New Orleans officials continue to express confidence in the $14 billion flood-mitigation system built to protect the city after Hurricane Katrina, which killed more than 1,800 people in 2005. For the first time in the history of the new system, every floodgate has been closed.
In areas downriver from New Orleans, closer to the Louisiana coast, rescue operations were underway. The U.S. Coast Guard deployed a helicopter and a safety boat Saturday to help 11 people who reported being caught in their flooded homes on the Isle de Jean Charles, about 45 miles south of New Orleans, according to Petty Officer Lexie Preston. The flooding reached “roof level” in parts of the area, Preston said.
In Terrebonne Parish on Saturday, officials implemented a mandatory evacuation order for people south of Falgout Canal, where water was overtopping a levee. Louisiana officials said 315 people had slept at 28 shelters across the state on Friday night.
In Plaquemines Parish, officials were urgently evaluating a breach in a secondary levee Saturday.
Council member Richie Blink said persistent southerly wind caused water from the Gulf of Mexico to “overtop the levee in several areas as long as 1,000 yards.”
Local firefighters said 80 houses have been affected by the flooding, but they are elevated. Floodwater is threatening to submerge Highway 23, the only north-south highway through the parish, and officials are worried some residents who didn’t evacuate could become stranded.

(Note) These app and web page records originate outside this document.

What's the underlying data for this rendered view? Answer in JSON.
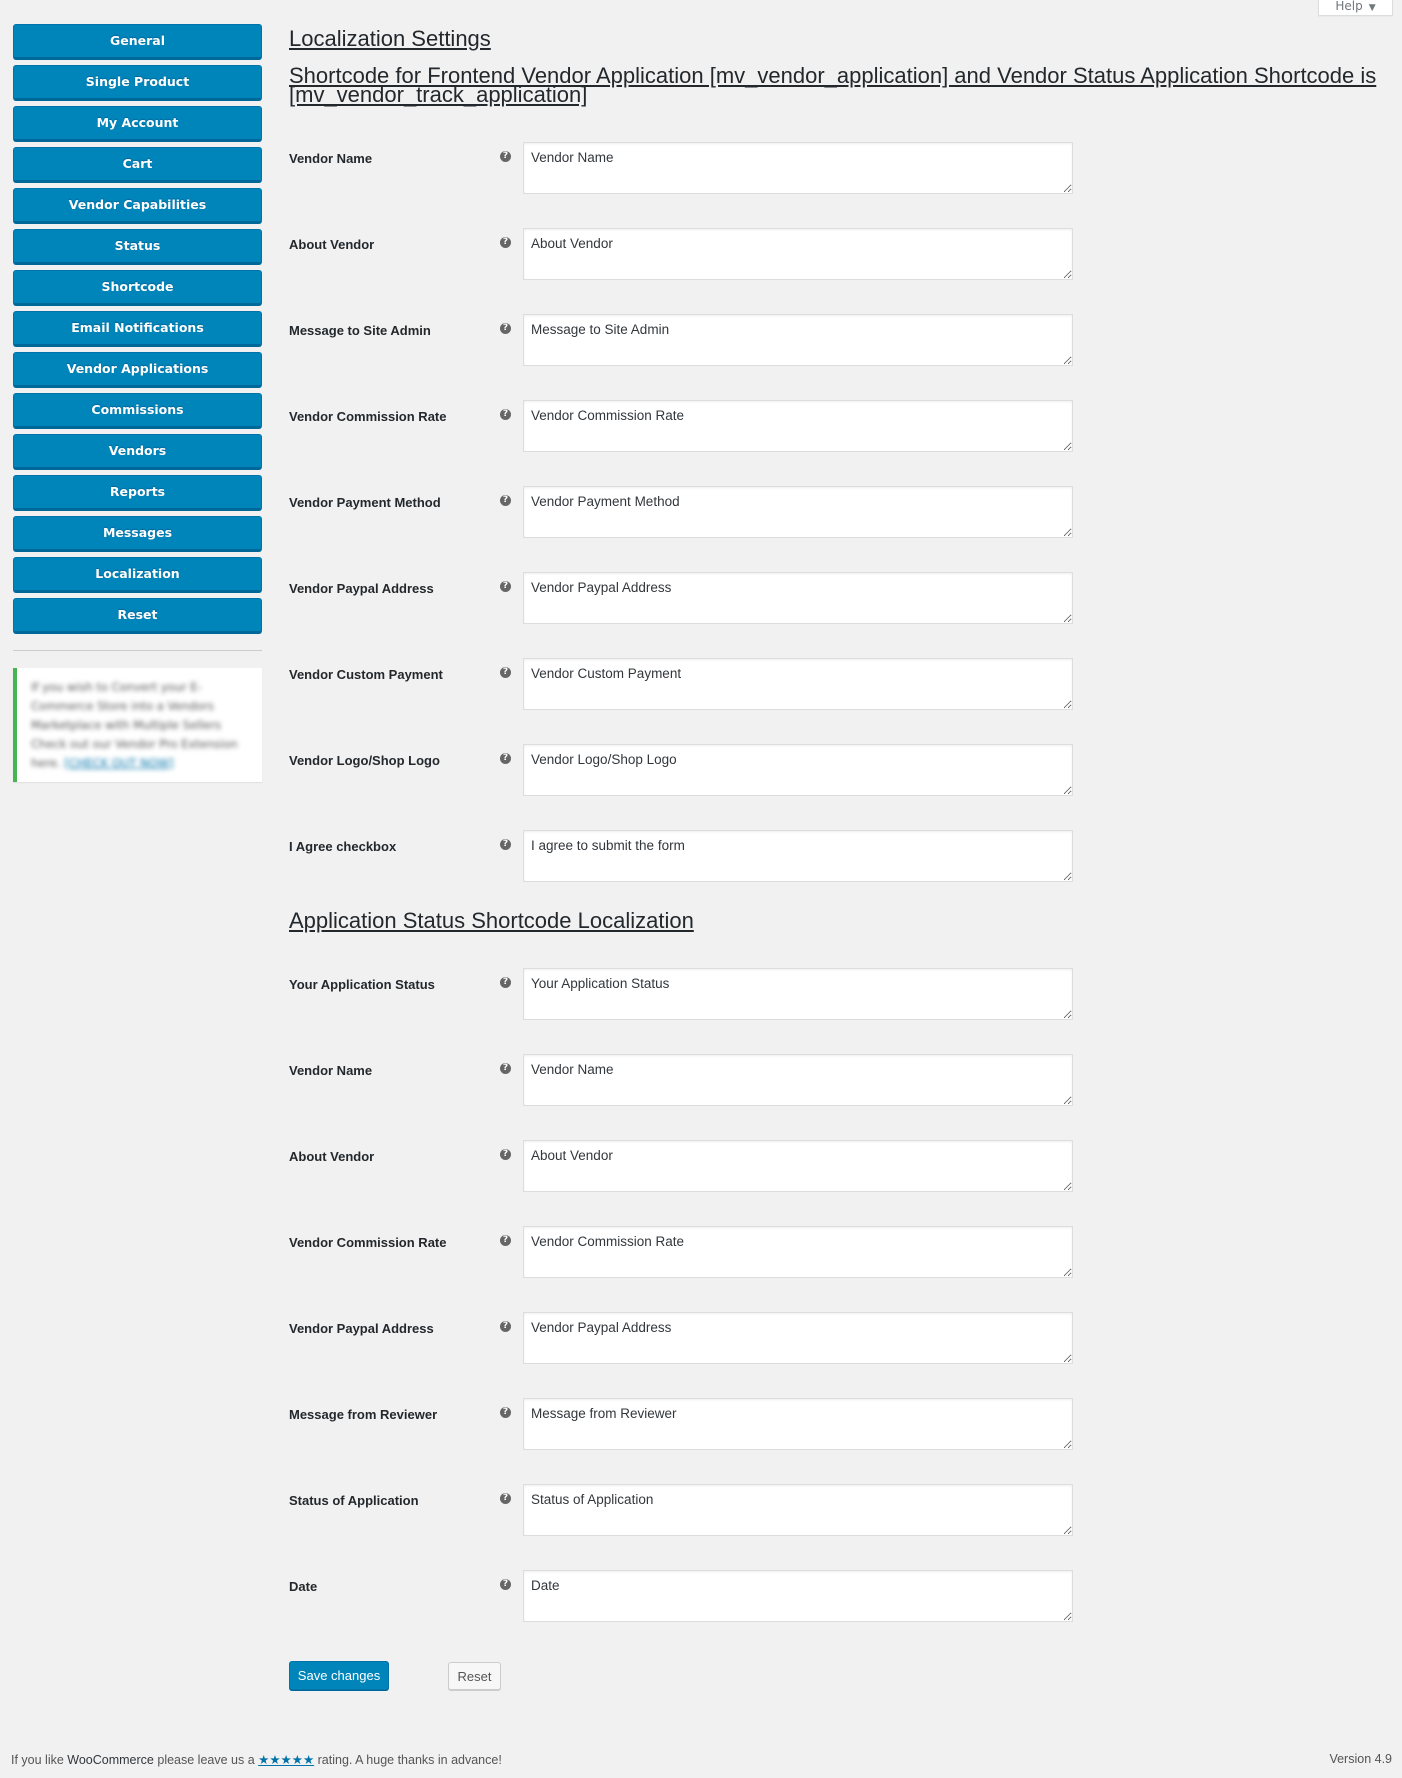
{
  "help_tab": {
    "label": "Help",
    "caret_icon": "triangle-down-icon"
  },
  "sidebar": {
    "items": [
      {
        "label": "General"
      },
      {
        "label": "Single Product"
      },
      {
        "label": "My Account"
      },
      {
        "label": "Cart"
      },
      {
        "label": "Vendor Capabilities"
      },
      {
        "label": "Status"
      },
      {
        "label": "Shortcode"
      },
      {
        "label": "Email Notifications"
      },
      {
        "label": "Vendor Applications"
      },
      {
        "label": "Commissions"
      },
      {
        "label": "Vendors"
      },
      {
        "label": "Reports"
      },
      {
        "label": "Messages"
      },
      {
        "label": "Localization"
      },
      {
        "label": "Reset"
      }
    ],
    "promo": {
      "text": "If you wish to Convert your E-Commerce Store into a Vendors Marketplace with Multiple Sellers Check out our Vendor Pro Extension here.",
      "link_label": "[CHECK OUT NOW]",
      "accent_color": "#46b450"
    }
  },
  "main": {
    "title": "Localization Settings",
    "subtitle": "Shortcode for Frontend Vendor Application [mv_vendor_application] and Vendor Status Application Shortcode is [mv_vendor_track_application]",
    "application_fields": [
      {
        "label": "Vendor Name",
        "value": "Vendor Name"
      },
      {
        "label": "About Vendor",
        "value": "About Vendor"
      },
      {
        "label": "Message to Site Admin",
        "value": "Message to Site Admin"
      },
      {
        "label": "Vendor Commission Rate",
        "value": "Vendor Commission Rate"
      },
      {
        "label": "Vendor Payment Method",
        "value": "Vendor Payment Method"
      },
      {
        "label": "Vendor Paypal Address",
        "value": "Vendor Paypal Address"
      },
      {
        "label": "Vendor Custom Payment",
        "value": "Vendor Custom Payment"
      },
      {
        "label": "Vendor Logo/Shop Logo",
        "value": "Vendor Logo/Shop Logo"
      },
      {
        "label": "I Agree checkbox",
        "value": "I agree to submit the form"
      }
    ],
    "status_section_title": "Application Status Shortcode Localization",
    "status_fields": [
      {
        "label": "Your Application Status",
        "value": "Your Application Status"
      },
      {
        "label": "Vendor Name",
        "value": "Vendor Name"
      },
      {
        "label": "About Vendor",
        "value": "About Vendor"
      },
      {
        "label": "Vendor Commission Rate",
        "value": "Vendor Commission Rate"
      },
      {
        "label": "Vendor Paypal Address",
        "value": "Vendor Paypal Address"
      },
      {
        "label": "Message from Reviewer",
        "value": "Message from Reviewer"
      },
      {
        "label": "Status of Application",
        "value": "Status of Application"
      },
      {
        "label": "Date",
        "value": "Date"
      }
    ],
    "help_icon_glyph": "?",
    "save_label": "Save changes",
    "reset_label": "Reset"
  },
  "footer": {
    "prefix": "If you like ",
    "brand": "WooCommerce",
    "middle": " please leave us a ",
    "stars": "★★★★★",
    "suffix": " rating. A huge thanks in advance!",
    "version": "Version 4.9"
  },
  "colors": {
    "primary": "#0085ba",
    "background": "#f1f1f1",
    "link": "#0073aa"
  }
}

“The water is just going over top of the levee and going into fields that already have two feet of water in them,” Blink said
Plaquemines Sheriff Gerald A. Turlich Jr. said officials were surprised by the extent of the flooding, which he said was caused by the storm’s slow movement.
“It hasn’t moved very fast and we are really getting the brunt of the wind,” Turlich said. “They say this wind should last all the way into Monday.”
Blink hopped onto an fanboat to survey the problem.
He said low-lying Plaquemines has been trying to upgrade its levee systems for years, and $700 million in federal funds have been allocated for the projects. But, Blink said, much of the funding hasn’t been released yet.
“It’s a slow going process, and we need to be able to adapt as fast as the climate,” Blink said.
What’s happening to Plaquemines, Blink predicted, is a harbinger of what coastal communities throughout the nation will be facing as sea levels rise.
“Places all around the country are going to be dealing with this,” Blink said, as the fanboat, which was named Katrina, sped off. “And the day before a storm is not the day to plan.”
Sellers and Iati reported from Washington. Ashley Cusick and Jacqueline Kantor in New Orleans, Nick Miroff in McAllen, Tex., and Morgan Krakow and Jason Samenow in Washington contributed to this report.